Carbon 14 dating half life
It's just a little section of the surface of the Earth. And that carbon-14 that you did have at you're death is going to decay via beta decay-- and we learned about this-- back into nitrogen-14. So it'll decay back into nitrogen-14, and in beta decay you emit an electron and an electron anti-neutrino. But essentially what you have happening here is you have one of the neutrons is turning into a proton and emitting this stuff in the process. So I just said while you're living you have kind of straight-up carbon-14. What it's essentially saying is any given carbon-14 atom has a 50% chance of decaying into nitrogen-14 in 5,730 years. And it has seven protons, and it also has seven neutrons. So the different versions of a given element, those are each called isotopes. So anyway, we have our atmosphere, and then coming from our sun, we have what's commonly called cosmic rays, but they're actually not rays. You can view them as just single protons, which is the same thing as a hydrogen nucleus. But every now and then one of those neutrons will bump into one of the nitrogen-14's in just the right way so that it bumps off one of the protons in the nitrogen and essentially replaces that proton with itself. But this number 14 doesn't go down to 13 because it replaces it with itself. And now since it only has six protons, this is no longer nitrogen, by definition. And that proton that was bumped off just kind of gets emitted. But this process-- and once again, it's not a typical process, but it happens every now and then-- this is how carbon-14 forms. You can essentially view it as a nitrogen-14 where one of the protons is replaced with a neutron. It makes its way into oceans-- it's already in the air, but it completely mixes through the whole atmosphere-- and the air. And plants are really just made out of that fixed carbon, that carbon that was taken in gaseous form and put into, I guess you could say, into kind of a solid form, put it into a living form. It gets put into plants, and then it gets put into the things that eat the plants. Well, the interesting thing is the only time you can take in this carbon-14 is while you're alive, while you're eating new things.
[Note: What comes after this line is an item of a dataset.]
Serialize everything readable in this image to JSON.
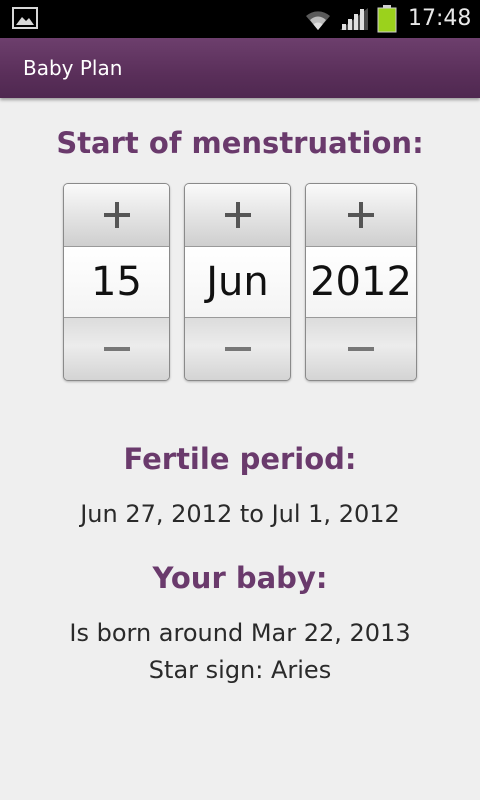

Carbon dating has given archeologists a more accurate method by which they can determine the age of ancient artifacts. Libby invented carbon dating for which he received the Nobel Prize in chemistry in 1960.So the rate at which this happens, so the rate of carbon-14 decay, is essentially half disappears, half gone, in roughly 5,730 years. Even better, maybe you dig a little deeper, and you find another bone. And you say, wow, you know this thing right over here has 1/4 the carbon-14 that I would expect to find in something living. Well, if it only has 1/4 the carbon-14 it must have gone through two half lives.After one half life, it would have had 1/2 the carbon.When these energetic neutrons collide with a nitrogen-14 (seven protons, seven neutrons) atom it turns into a carbon-14 atom (six protons, eight neutrons) and a hydrogen atom (one proton, zero neutrons).Since Nitrogen gas makes up about 78 percent of the Earth's air, by volume, a considerable amount of Carbon-14 is produced.
And so this would involve two half lives, which is the same thing as 2 times 5,730 years. You'd say this thing is 11,460 years old, give or take.
The carbon-14 atoms combine with oxygen to form carbon dioxide, which plants absorb naturally and incorporate into plant fibers by photosynthesis.
Animals and people take in carbon-14 by eating the plants.
To measure the amount of radiocarbon left in a artifact, scientists burn a small piece to convert it into carbon dioxide gas.
Radiation counters are used to detect the electrons given off by decaying Carbon-14 as it turns into nitrogen.